## [WHAT IS REQUIRED]
Except for the images, repeat the entries below word for word.

## [DATA EXTRACTS]
------------------------
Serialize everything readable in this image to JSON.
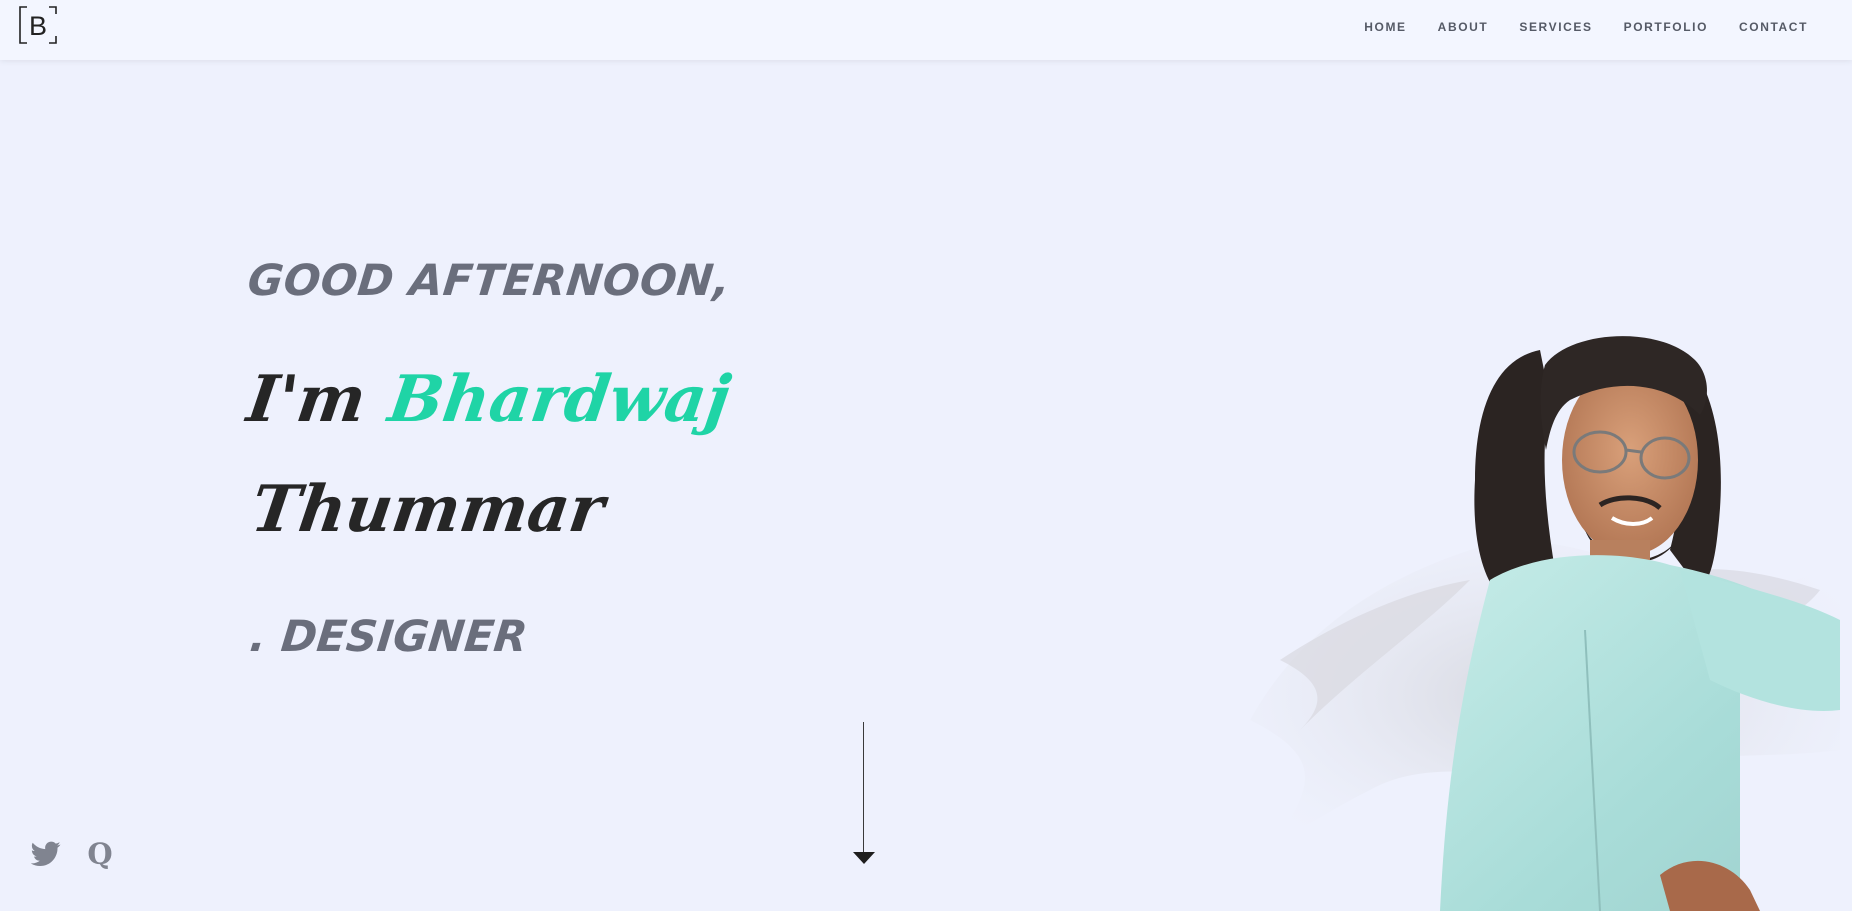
{
  "header": {
    "logo_letter": "B",
    "nav": [
      {
        "label": "HOME"
      },
      {
        "label": "ABOUT"
      },
      {
        "label": "SERVICES"
      },
      {
        "label": "PORTFOLIO"
      },
      {
        "label": "CONTACT"
      }
    ]
  },
  "hero": {
    "greeting": "GOOD AFTERNOON,",
    "im": "I'm",
    "first_name": "Bhardwaj",
    "last_name": "Thummar",
    "role": ". DESIGNER"
  },
  "social": {
    "twitter_icon": "twitter-icon",
    "quora_icon": "quora-icon",
    "quora_letter": "Q"
  },
  "colors": {
    "background": "#eef1fd",
    "header_bg": "#f3f6ff",
    "accent": "#1fd4a6",
    "dark_text": "#262626",
    "muted_text": "#6a6e7c"
  }
}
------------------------
## [RESULT]
Serialize everything readable in this image to JSON.
{
  "header": {
    "logo_letter": "B",
    "nav": [
      {
        "label": "HOME"
      },
      {
        "label": "ABOUT"
      },
      {
        "label": "SERVICES"
      },
      {
        "label": "PORTFOLIO"
      },
      {
        "label": "CONTACT"
      }
    ]
  },
  "hero": {
    "greeting": "GOOD AFTERNOON,",
    "im": "I'm",
    "first_name": "Bhardwaj",
    "last_name": "Thummar",
    "role": ". DESIGNER"
  },
  "social": {
    "twitter_icon": "twitter-icon",
    "quora_icon": "quora-icon",
    "quora_letter": "Q"
  },
  "colors": {
    "background": "#eef1fd",
    "header_bg": "#f3f6ff",
    "accent": "#1fd4a6",
    "dark_text": "#262626",
    "muted_text": "#6a6e7c"
  }
}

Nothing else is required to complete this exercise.